*** Given information ***

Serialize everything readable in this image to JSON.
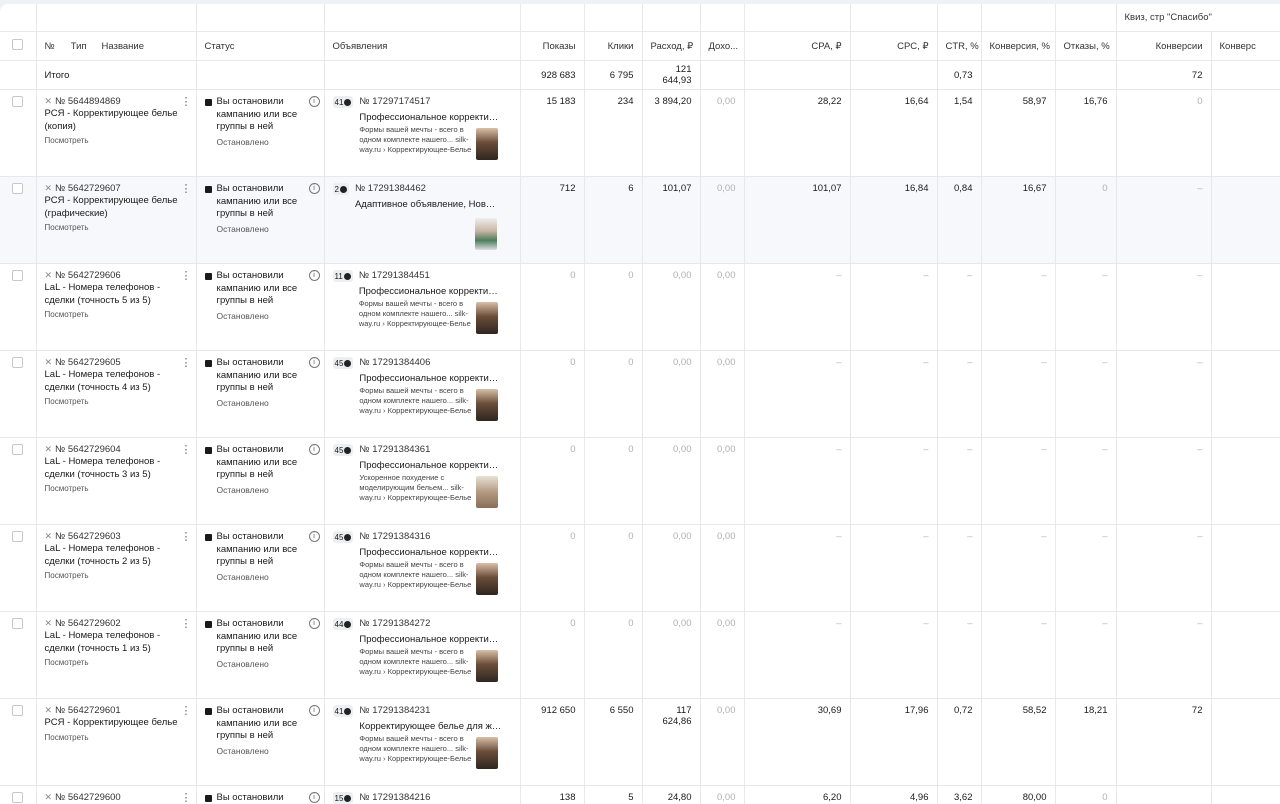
{
  "group_headers": {
    "quiz": "Квиз, стр \"Спасибо\""
  },
  "headers": {
    "num": "№",
    "type": "Тип",
    "name": "Название",
    "status": "Статус",
    "ads": "Объявления",
    "shows": "Показы",
    "clicks": "Клики",
    "spend": "Расход, ₽",
    "income": "Дохо...",
    "cpa": "CPA, ₽",
    "cpc": "CPC, ₽",
    "ctr": "CTR, %",
    "conv_rate": "Конверсия, %",
    "bounce": "Отказы, %",
    "conversions": "Конверсии",
    "conv_rate2": "Конверс"
  },
  "total": {
    "label": "Итого",
    "shows": "928 683",
    "clicks": "6 795",
    "spend": "121 644,93",
    "ctr": "0,73",
    "conversions": "72"
  },
  "link_label": "Посмотреть",
  "rows": [
    {
      "id": "№ 5644894869",
      "name": "РСЯ - Корректирующее белье (копия)",
      "status": "Вы остановили кампанию или все группы в ней",
      "status_sub": "Остановлено",
      "ad_count": "41",
      "ad_id": "№ 17297174517",
      "ad_title": "Профессиональное корректирующее белье",
      "ad_desc": "Формы вашей мечты - всего в одном комплекте нашего... silk-way.ru › Корректирующее-Белье",
      "shows": "15 183",
      "clicks": "234",
      "spend": "3 894,20",
      "income": "0,00",
      "cpa": "28,22",
      "cpc": "16,64",
      "ctr": "1,54",
      "conv": "58,97",
      "bounce": "16,76",
      "conversions": "0"
    },
    {
      "id": "№ 5642729607",
      "name": "РСЯ - Корректирующее белье (графические)",
      "status": "Вы остановили кампанию или все группы в ней",
      "status_sub": "Остановлено",
      "ad_count": "2",
      "ad_id": "№ 17291384462",
      "ad_title": "Адаптивное объявление, Новая графика",
      "ad_desc": "",
      "shows": "712",
      "clicks": "6",
      "spend": "101,07",
      "income": "0,00",
      "cpa": "101,07",
      "cpc": "16,84",
      "ctr": "0,84",
      "conv": "16,67",
      "bounce": "0",
      "conversions": "–"
    },
    {
      "id": "№ 5642729606",
      "name": "LaL - Номера телефонов - сделки (точность 5 из 5)",
      "status": "Вы остановили кампанию или все группы в ней",
      "status_sub": "Остановлено",
      "ad_count": "11",
      "ad_id": "№ 17291384451",
      "ad_title": "Профессиональное корректирующее белье",
      "ad_desc": "Формы вашей мечты - всего в одном комплекте нашего... silk-way.ru › Корректирующее-Белье",
      "shows": "0",
      "clicks": "0",
      "spend": "0,00",
      "income": "0,00",
      "cpa": "–",
      "cpc": "–",
      "ctr": "–",
      "conv": "–",
      "bounce": "–",
      "conversions": "–"
    },
    {
      "id": "№ 5642729605",
      "name": "LaL - Номера телефонов - сделки (точность 4 из 5)",
      "status": "Вы остановили кампанию или все группы в ней",
      "status_sub": "Остановлено",
      "ad_count": "45",
      "ad_id": "№ 17291384406",
      "ad_title": "Профессиональное корректирующее белье",
      "ad_desc": "Формы вашей мечты - всего в одном комплекте нашего... silk-way.ru › Корректирующее-Белье",
      "shows": "0",
      "clicks": "0",
      "spend": "0,00",
      "income": "0,00",
      "cpa": "–",
      "cpc": "–",
      "ctr": "–",
      "conv": "–",
      "bounce": "–",
      "conversions": "–"
    },
    {
      "id": "№ 5642729604",
      "name": "LaL - Номера телефонов - сделки (точность 3 из 5)",
      "status": "Вы остановили кампанию или все группы в ней",
      "status_sub": "Остановлено",
      "ad_count": "45",
      "ad_id": "№ 17291384361",
      "ad_title": "Профессиональное корректирующее белье",
      "ad_desc": "Ускоренное похудение с моделирующим бельем... silk-way.ru › Корректирующее-Белье",
      "shows": "0",
      "clicks": "0",
      "spend": "0,00",
      "income": "0,00",
      "cpa": "–",
      "cpc": "–",
      "ctr": "–",
      "conv": "–",
      "bounce": "–",
      "conversions": "–"
    },
    {
      "id": "№ 5642729603",
      "name": "LaL - Номера телефонов - сделки (точность 2 из 5)",
      "status": "Вы остановили кампанию или все группы в ней",
      "status_sub": "Остановлено",
      "ad_count": "45",
      "ad_id": "№ 17291384316",
      "ad_title": "Профессиональное корректирующее белье",
      "ad_desc": "Формы вашей мечты - всего в одном комплекте нашего... silk-way.ru › Корректирующее-Белье",
      "shows": "0",
      "clicks": "0",
      "spend": "0,00",
      "income": "0,00",
      "cpa": "–",
      "cpc": "–",
      "ctr": "–",
      "conv": "–",
      "bounce": "–",
      "conversions": "–"
    },
    {
      "id": "№ 5642729602",
      "name": "LaL - Номера телефонов - сделки (точность 1 из 5)",
      "status": "Вы остановили кампанию или все группы в ней",
      "status_sub": "Остановлено",
      "ad_count": "44",
      "ad_id": "№ 17291384272",
      "ad_title": "Профессиональное корректирующее белье",
      "ad_desc": "Формы вашей мечты - всего в одном комплекте нашего... silk-way.ru › Корректирующее-Белье",
      "shows": "0",
      "clicks": "0",
      "spend": "0,00",
      "income": "0,00",
      "cpa": "–",
      "cpc": "–",
      "ctr": "–",
      "conv": "–",
      "bounce": "–",
      "conversions": "–"
    },
    {
      "id": "№ 5642729601",
      "name": "РСЯ - Корректирующее белье",
      "status": "Вы остановили кампанию или все группы в ней",
      "status_sub": "Остановлено",
      "ad_count": "41",
      "ad_id": "№ 17291384231",
      "ad_title": "Корректирующее белье для женщин",
      "ad_desc": "Формы вашей мечты - всего в одном комплекте нашего... silk-way.ru › Корректирующее-Белье",
      "shows": "912 650",
      "clicks": "6 550",
      "spend": "117 624,86",
      "income": "0,00",
      "cpa": "30,69",
      "cpc": "17,96",
      "ctr": "0,72",
      "conv": "58,52",
      "bounce": "18,21",
      "conversions": "72"
    },
    {
      "id": "№ 5642729600",
      "name": "",
      "status": "Вы остановили",
      "status_sub": "",
      "ad_count": "15",
      "ad_id": "№ 17291384216",
      "ad_title": "",
      "ad_desc": "",
      "shows": "138",
      "clicks": "5",
      "spend": "24,80",
      "income": "0,00",
      "cpa": "6,20",
      "cpc": "4,96",
      "ctr": "3,62",
      "conv": "80,00",
      "bounce": "0",
      "conversions": ""
    }
  ]
}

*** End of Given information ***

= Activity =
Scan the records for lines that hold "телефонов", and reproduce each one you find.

= Answer to the exercise =
      "name": "LaL - Номера телефонов - сделки (точность 5 из 5)",
      "name": "LaL - Номера телефонов - сделки (точность 4 из 5)",
      "name": "LaL - Номера телефонов - сделки (точность 3 из 5)",
      "name": "LaL - Номера телефонов - сделки (точность 2 из 5)",
      "name": "LaL - Номера телефонов - сделки (точность 1 из 5)",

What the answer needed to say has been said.